- Input data
• • • • • • •

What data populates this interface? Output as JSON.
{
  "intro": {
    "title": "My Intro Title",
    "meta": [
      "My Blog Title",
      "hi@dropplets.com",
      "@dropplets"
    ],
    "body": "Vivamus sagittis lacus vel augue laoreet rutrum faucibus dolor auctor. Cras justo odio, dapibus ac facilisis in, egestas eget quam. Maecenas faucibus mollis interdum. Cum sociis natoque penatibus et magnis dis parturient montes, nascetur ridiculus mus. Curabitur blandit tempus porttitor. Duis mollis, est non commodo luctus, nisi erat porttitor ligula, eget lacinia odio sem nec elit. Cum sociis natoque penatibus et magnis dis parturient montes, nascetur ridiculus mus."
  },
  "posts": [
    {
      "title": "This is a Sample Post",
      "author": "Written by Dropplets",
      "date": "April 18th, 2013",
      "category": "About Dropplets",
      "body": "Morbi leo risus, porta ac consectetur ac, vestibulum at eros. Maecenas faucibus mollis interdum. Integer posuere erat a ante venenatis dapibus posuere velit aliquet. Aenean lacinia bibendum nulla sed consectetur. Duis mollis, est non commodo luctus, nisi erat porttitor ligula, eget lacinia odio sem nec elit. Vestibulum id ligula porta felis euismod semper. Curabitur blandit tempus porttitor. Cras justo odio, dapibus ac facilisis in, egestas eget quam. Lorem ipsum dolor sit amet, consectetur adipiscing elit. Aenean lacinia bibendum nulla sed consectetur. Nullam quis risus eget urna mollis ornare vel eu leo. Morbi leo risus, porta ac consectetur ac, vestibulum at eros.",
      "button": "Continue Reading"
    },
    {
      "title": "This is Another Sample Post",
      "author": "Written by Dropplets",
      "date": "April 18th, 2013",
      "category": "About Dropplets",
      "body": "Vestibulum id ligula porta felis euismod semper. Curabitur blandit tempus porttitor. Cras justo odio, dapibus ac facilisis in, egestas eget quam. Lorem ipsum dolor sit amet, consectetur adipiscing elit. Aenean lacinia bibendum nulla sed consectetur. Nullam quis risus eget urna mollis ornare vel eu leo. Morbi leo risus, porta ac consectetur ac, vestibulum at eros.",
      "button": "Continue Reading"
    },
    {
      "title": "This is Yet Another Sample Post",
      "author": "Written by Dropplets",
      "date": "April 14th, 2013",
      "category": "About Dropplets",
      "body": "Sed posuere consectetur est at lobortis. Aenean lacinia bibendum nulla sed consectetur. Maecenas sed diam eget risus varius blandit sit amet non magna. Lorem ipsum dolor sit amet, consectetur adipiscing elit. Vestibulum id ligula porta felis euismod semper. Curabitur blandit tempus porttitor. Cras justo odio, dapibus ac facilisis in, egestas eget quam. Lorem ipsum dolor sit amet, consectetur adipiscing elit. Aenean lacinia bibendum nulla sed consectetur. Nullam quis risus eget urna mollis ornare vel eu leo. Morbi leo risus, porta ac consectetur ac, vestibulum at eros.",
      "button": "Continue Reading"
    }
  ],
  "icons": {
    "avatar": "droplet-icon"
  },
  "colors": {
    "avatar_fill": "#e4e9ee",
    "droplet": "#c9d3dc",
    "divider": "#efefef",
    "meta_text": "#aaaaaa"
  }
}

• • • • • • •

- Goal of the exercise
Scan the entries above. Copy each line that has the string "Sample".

- Written solution
      "title": "This is a Sample Post",
      "title": "This is Another Sample Post",
      "title": "This is Yet Another Sample Post",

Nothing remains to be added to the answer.